BEGIN

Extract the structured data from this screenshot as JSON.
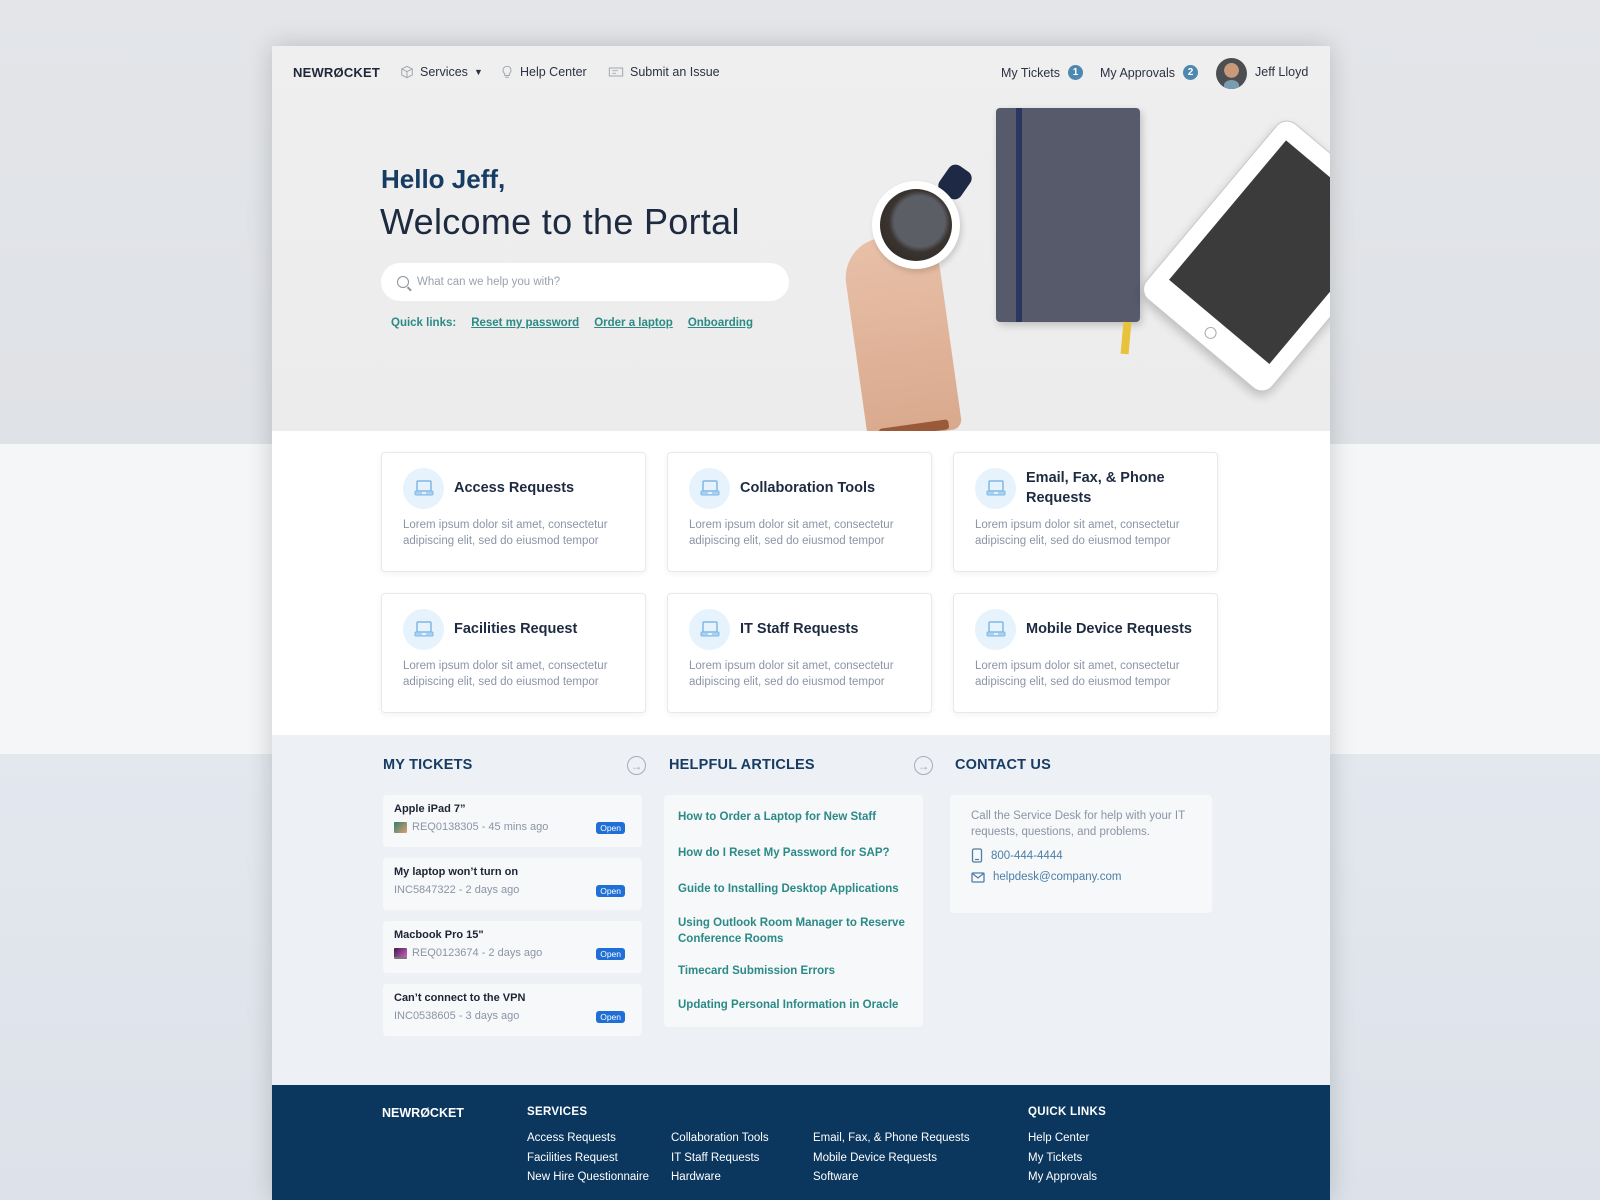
{
  "nav": {
    "logo": "NEWRØCKET",
    "services": "Services",
    "help_center": "Help Center",
    "submit_issue": "Submit an Issue",
    "my_tickets": "My Tickets",
    "my_tickets_count": "1",
    "my_approvals": "My Approvals",
    "my_approvals_count": "2",
    "user_name": "Jeff Lloyd"
  },
  "hero": {
    "greeting": "Hello Jeff,",
    "welcome": "Welcome to the Portal",
    "search_placeholder": "What can we help you with?",
    "quick_links_label": "Quick links:",
    "quick_links": [
      "Reset my password",
      "Order a laptop",
      "Onboarding"
    ]
  },
  "services": [
    {
      "title": "Access Requests",
      "desc": "Lorem ipsum dolor sit amet, consectetur adipiscing elit, sed do eiusmod tempor"
    },
    {
      "title": "Collaboration Tools",
      "desc": "Lorem ipsum dolor sit amet, consectetur adipiscing elit, sed do eiusmod tempor"
    },
    {
      "title": "Email, Fax, & Phone Requests",
      "desc": "Lorem ipsum dolor sit amet, consectetur adipiscing elit, sed do eiusmod tempor"
    },
    {
      "title": "Facilities Request",
      "desc": "Lorem ipsum dolor sit amet, consectetur adipiscing elit, sed do eiusmod tempor"
    },
    {
      "title": "IT Staff Requests",
      "desc": "Lorem ipsum dolor sit amet, consectetur adipiscing elit, sed do eiusmod tempor"
    },
    {
      "title": "Mobile Device Requests",
      "desc": "Lorem ipsum dolor sit amet, consectetur adipiscing elit, sed do eiusmod tempor"
    }
  ],
  "my_tickets": {
    "title": "MY TICKETS",
    "items": [
      {
        "title": "Apple iPad 7”",
        "meta": "REQ0138305 - 45 mins ago",
        "status": "Open",
        "thumb": "ipad"
      },
      {
        "title": "My laptop won’t turn on",
        "meta": "INC5847322 - 2 days ago",
        "status": "Open",
        "thumb": ""
      },
      {
        "title": "Macbook Pro 15\"",
        "meta": "REQ0123674 - 2 days ago",
        "status": "Open",
        "thumb": "mac"
      },
      {
        "title": "Can’t connect to the VPN",
        "meta": "INC0538605 - 3 days ago",
        "status": "Open",
        "thumb": ""
      }
    ]
  },
  "helpful_articles": {
    "title": "HELPFUL ARTICLES",
    "items": [
      "How to Order a Laptop for New Staff",
      "How do I Reset My Password for SAP?",
      "Guide to Installing Desktop Applications",
      "Using Outlook Room Manager to Reserve Conference Rooms",
      "Timecard Submission Errors",
      "Updating Personal Information in Oracle"
    ]
  },
  "contact": {
    "title": "CONTACT US",
    "desc": "Call the Service Desk for help with your IT requests, questions, and problems.",
    "phone": "800-444-4444",
    "email": "helpdesk@company.com"
  },
  "footer": {
    "logo": "NEWRØCKET",
    "services_title": "SERVICES",
    "services_col1": [
      "Access Requests",
      "Facilities Request",
      "New Hire Questionnaire"
    ],
    "services_col2": [
      "Collaboration Tools",
      "IT Staff Requests",
      "Hardware"
    ],
    "services_col3": [
      "Email, Fax, & Phone Requests",
      "Mobile Device Requests",
      "Software"
    ],
    "quick_links_title": "QUICK LINKS",
    "quick_links": [
      "Help Center",
      "My Tickets",
      "My Approvals"
    ]
  },
  "colors": {
    "brand_navy": "#173c63",
    "footer_navy": "#0b365e",
    "teal_link": "#2b8a86",
    "badge_blue": "#4c88b0",
    "status_blue": "#1f6fd6"
  }
}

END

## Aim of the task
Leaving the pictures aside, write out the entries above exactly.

## Result of this exercise
Extract the structured data from this screenshot as JSON.
{
  "nav": {
    "logo": "NEWRØCKET",
    "services": "Services",
    "help_center": "Help Center",
    "submit_issue": "Submit an Issue",
    "my_tickets": "My Tickets",
    "my_tickets_count": "1",
    "my_approvals": "My Approvals",
    "my_approvals_count": "2",
    "user_name": "Jeff Lloyd"
  },
  "hero": {
    "greeting": "Hello Jeff,",
    "welcome": "Welcome to the Portal",
    "search_placeholder": "What can we help you with?",
    "quick_links_label": "Quick links:",
    "quick_links": [
      "Reset my password",
      "Order a laptop",
      "Onboarding"
    ]
  },
  "services": [
    {
      "title": "Access Requests",
      "desc": "Lorem ipsum dolor sit amet, consectetur adipiscing elit, sed do eiusmod tempor"
    },
    {
      "title": "Collaboration Tools",
      "desc": "Lorem ipsum dolor sit amet, consectetur adipiscing elit, sed do eiusmod tempor"
    },
    {
      "title": "Email, Fax, & Phone Requests",
      "desc": "Lorem ipsum dolor sit amet, consectetur adipiscing elit, sed do eiusmod tempor"
    },
    {
      "title": "Facilities Request",
      "desc": "Lorem ipsum dolor sit amet, consectetur adipiscing elit, sed do eiusmod tempor"
    },
    {
      "title": "IT Staff Requests",
      "desc": "Lorem ipsum dolor sit amet, consectetur adipiscing elit, sed do eiusmod tempor"
    },
    {
      "title": "Mobile Device Requests",
      "desc": "Lorem ipsum dolor sit amet, consectetur adipiscing elit, sed do eiusmod tempor"
    }
  ],
  "my_tickets": {
    "title": "MY TICKETS",
    "items": [
      {
        "title": "Apple iPad 7”",
        "meta": "REQ0138305 - 45 mins ago",
        "status": "Open",
        "thumb": "ipad"
      },
      {
        "title": "My laptop won’t turn on",
        "meta": "INC5847322 - 2 days ago",
        "status": "Open",
        "thumb": ""
      },
      {
        "title": "Macbook Pro 15\"",
        "meta": "REQ0123674 - 2 days ago",
        "status": "Open",
        "thumb": "mac"
      },
      {
        "title": "Can’t connect to the VPN",
        "meta": "INC0538605 - 3 days ago",
        "status": "Open",
        "thumb": ""
      }
    ]
  },
  "helpful_articles": {
    "title": "HELPFUL ARTICLES",
    "items": [
      "How to Order a Laptop for New Staff",
      "How do I Reset My Password for SAP?",
      "Guide to Installing Desktop Applications",
      "Using Outlook Room Manager to Reserve Conference Rooms",
      "Timecard Submission Errors",
      "Updating Personal Information in Oracle"
    ]
  },
  "contact": {
    "title": "CONTACT US",
    "desc": "Call the Service Desk for help with your IT requests, questions, and problems.",
    "phone": "800-444-4444",
    "email": "helpdesk@company.com"
  },
  "footer": {
    "logo": "NEWRØCKET",
    "services_title": "SERVICES",
    "services_col1": [
      "Access Requests",
      "Facilities Request",
      "New Hire Questionnaire"
    ],
    "services_col2": [
      "Collaboration Tools",
      "IT Staff Requests",
      "Hardware"
    ],
    "services_col3": [
      "Email, Fax, & Phone Requests",
      "Mobile Device Requests",
      "Software"
    ],
    "quick_links_title": "QUICK LINKS",
    "quick_links": [
      "Help Center",
      "My Tickets",
      "My Approvals"
    ]
  },
  "colors": {
    "brand_navy": "#173c63",
    "footer_navy": "#0b365e",
    "teal_link": "#2b8a86",
    "badge_blue": "#4c88b0",
    "status_blue": "#1f6fd6"
  }
}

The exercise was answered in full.